Emotional Effects of Alcohol Abuse

Alcoholism profoundly affects individuals, impacting their overall mental well-being and emotional stability. Alcohol abuse is often associated with a higher prevalence of mood disorders such as depression and anxiety. Individuals may experience intense sadness, hopelessness, irritability, or persistent worrying.

Excessive alcohol consumption can impair judgment and impulse control, increasing the likelihood of aggressive or risky behavior or outbursts. In addition, alcohol abuse may result in heightened emotional volatility, causing frequent mood swings and difficulty regulating emotions.

The impact of alcohol abuse on various areas of life can also lead to low self-esteem, feelings of guilt, shame, worthlessness, or negative self-image. Frequent alcohol use often leads to isolation and strained relationships with family members, friends, or romantic partners.

Alcohol Withdrawal

Alcohol withdrawal refers to the physical and psychological symptoms that occur when an individual abruptly stops or significantly reduces their alcohol consumption after prolonged and heavy drinking.

Withdrawal symptoms can range from mild to severe and may vary depending on factors such as the duration of alcohol abuse, the amount consumed, and an individual’s overall health.

Common signs and symptoms of alcohol withdrawal include:

  • Tremors
  • Sweating
  • Nausea and vomiting
  • Anxiety and irritability
  • Insomnia
  • Headaches
  • Increased heart rate
  • Hallucinations
  • Delirium Tremens (DTs).
  • Seizures

It is essential for individuals experiencing alcohol withdrawal to seek medical attention due to potential complications associated with severe and life-threatening withdrawal symptoms like DTs.

Alcohol Detox

Medically supervised alcohol detox is when an individual safely and systematically withdraws from alcohol.
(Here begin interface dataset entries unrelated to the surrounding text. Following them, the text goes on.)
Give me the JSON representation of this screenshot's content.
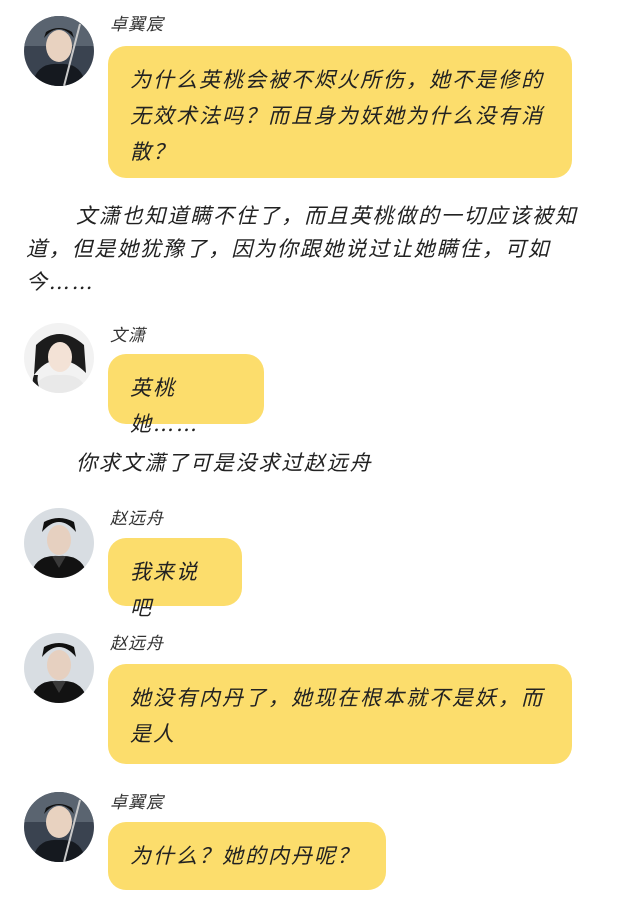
{
  "speakers": {
    "zhuo": "卓翼宸",
    "wenxiao": "文潇",
    "zhao": "赵远舟"
  },
  "messages": [
    {
      "speaker": "卓翼宸",
      "text": "为什么英桃会被不烬火所伤，她不是修的无效术法吗？而且身为妖她为什么没有消散？"
    },
    {
      "speaker": "文潇",
      "text": "英桃她……"
    },
    {
      "speaker": "赵远舟",
      "text": "我来说吧"
    },
    {
      "speaker": "赵远舟",
      "text": "她没有内丹了，她现在根本就不是妖，而是人"
    },
    {
      "speaker": "卓翼宸",
      "text": "为什么？她的内丹呢？"
    }
  ],
  "narrations": [
    "文潇也知道瞒不住了，而且英桃做的一切应该被知道，但是她犹豫了，因为你跟她说过让她瞒住，可如今……",
    "你求文潇了可是没求过赵远舟"
  ],
  "colors": {
    "bubble": "#fcdd6c",
    "text": "#222222",
    "background": "#ffffff"
  }
}
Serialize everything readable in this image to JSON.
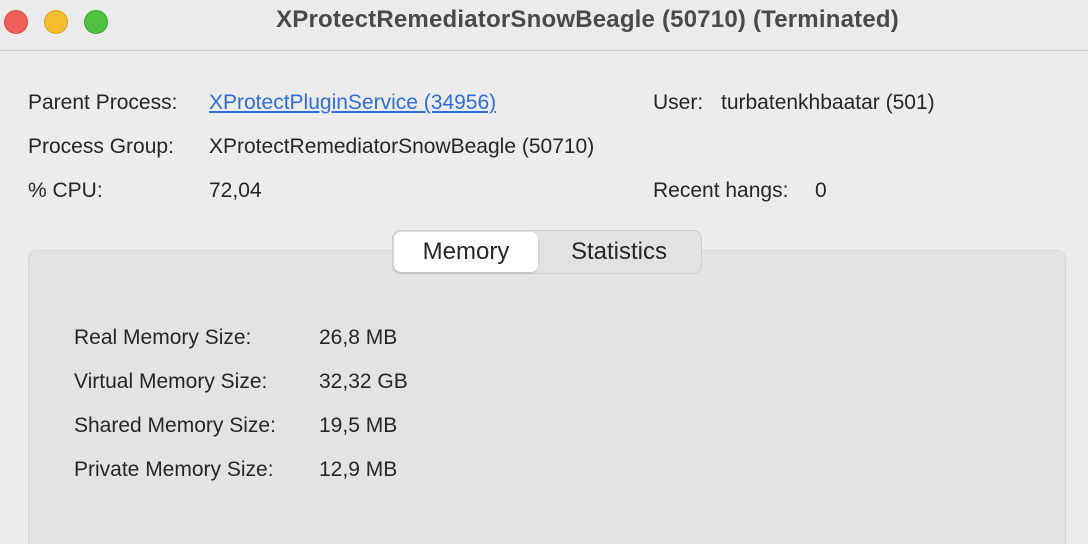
{
  "window": {
    "title": "XProtectRemediatorSnowBeagle (50710) (Terminated)"
  },
  "info": {
    "parent_process_label": "Parent Process:",
    "parent_process_value": "XProtectPluginService (34956)",
    "user_label": "User:",
    "user_value": "turbatenkhbaatar (501)",
    "process_group_label": "Process Group:",
    "process_group_value": "XProtectRemediatorSnowBeagle (50710)",
    "cpu_label": "% CPU:",
    "cpu_value": "72,04",
    "recent_hangs_label": "Recent hangs:",
    "recent_hangs_value": "0"
  },
  "tabs": [
    {
      "label": "Memory",
      "selected": true
    },
    {
      "label": "Statistics",
      "selected": false
    }
  ],
  "memory": [
    {
      "label": "Real Memory Size:",
      "value": "26,8 MB"
    },
    {
      "label": "Virtual Memory Size:",
      "value": "32,32 GB"
    },
    {
      "label": "Shared Memory Size:",
      "value": "19,5 MB"
    },
    {
      "label": "Private Memory Size:",
      "value": "12,9 MB"
    }
  ]
}
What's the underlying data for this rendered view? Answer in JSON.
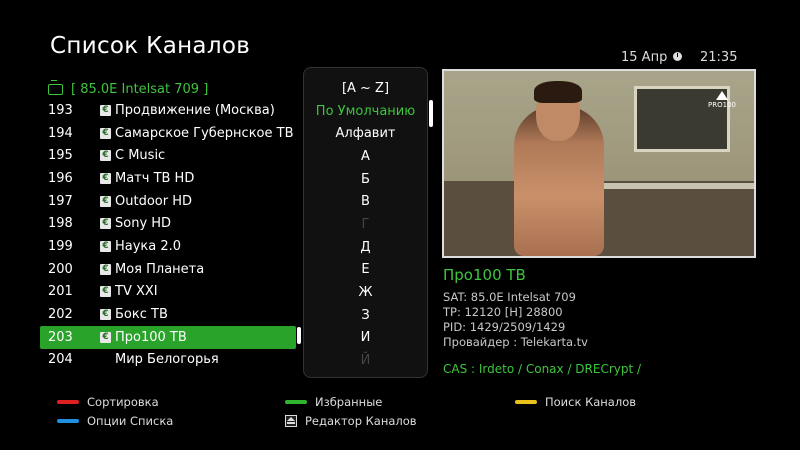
{
  "header": {
    "title": "Список Каналов",
    "date": "15 Апр",
    "time": "21:35"
  },
  "satellite": {
    "label": "[ 85.0E Intelsat 709 ]",
    "icon": "tv-icon",
    "color": "#3ec43e"
  },
  "channels": [
    {
      "num": "193",
      "name": "Продвижение (Москва)",
      "free": true
    },
    {
      "num": "194",
      "name": "Самарское Губернское ТВ",
      "free": true
    },
    {
      "num": "195",
      "name": "C Music",
      "free": true
    },
    {
      "num": "196",
      "name": "Матч ТВ HD",
      "free": true
    },
    {
      "num": "197",
      "name": "Outdoor HD",
      "free": true
    },
    {
      "num": "198",
      "name": "Sony HD",
      "free": true
    },
    {
      "num": "199",
      "name": "Наука 2.0",
      "free": true
    },
    {
      "num": "200",
      "name": "Моя Планета",
      "free": true
    },
    {
      "num": "201",
      "name": "TV XXI",
      "free": true
    },
    {
      "num": "202",
      "name": "Бокс ТВ",
      "free": true
    },
    {
      "num": "203",
      "name": "Про100 ТВ",
      "free": true,
      "selected": true
    },
    {
      "num": "204",
      "name": "Мир Белогорья",
      "free": false
    }
  ],
  "free_icon_glyph": "€",
  "sort_menu": {
    "header": "[A ~ Z]",
    "items": [
      {
        "label": "По Умолчанию",
        "state": "active"
      },
      {
        "label": "Алфавит",
        "state": "normal"
      },
      {
        "label": "А",
        "state": "normal"
      },
      {
        "label": "Б",
        "state": "normal"
      },
      {
        "label": "В",
        "state": "normal"
      },
      {
        "label": "Г",
        "state": "dim"
      },
      {
        "label": "Д",
        "state": "normal"
      },
      {
        "label": "Е",
        "state": "normal"
      },
      {
        "label": "Ж",
        "state": "normal"
      },
      {
        "label": "З",
        "state": "normal"
      },
      {
        "label": "И",
        "state": "normal"
      },
      {
        "label": "Й",
        "state": "dim"
      }
    ]
  },
  "preview": {
    "logo_text": "PRO100"
  },
  "info": {
    "name": "Про100 ТВ",
    "sat": "SAT: 85.0E Intelsat 709",
    "tp": "TP: 12120 [H] 28800",
    "pid": "PID: 1429/2509/1429",
    "provider": "Провайдер : Telekarta.tv",
    "cas": "CAS : Irdeto / Conax / DRECrypt /"
  },
  "legend": {
    "red": {
      "label": "Сортировка",
      "color": "#e02020"
    },
    "green": {
      "label": "Избранные",
      "color": "#2fb52f"
    },
    "yellow": {
      "label": "Поиск Каналов",
      "color": "#e8c21a"
    },
    "blue": {
      "label": "Опции Списка",
      "color": "#1f8fe0"
    },
    "eject": {
      "label": "Редактор Каналов",
      "icon": "eject-icon"
    }
  },
  "colors": {
    "accent_green": "#3ec43e",
    "selected_bg": "#29a329",
    "background": "#000000"
  }
}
Supervised detox helps manage and alleviate the physical and psychological symptoms associated with withdrawal while ensuring the individual’s safety with 24/7 monitoring and support. 

Start a New Life Free from Alcohol in Austin, TX

Take the first step towards a new life free from alcohol addiction at Joint Commission-accredited Prairie Recovery Center in Austin, TX. We offer caring, compassionate, and comprehensive treatment and support tailored to your individual needs. Don’t wait any longer to embark on your journey towards a healthier, happier future.

Contact us today.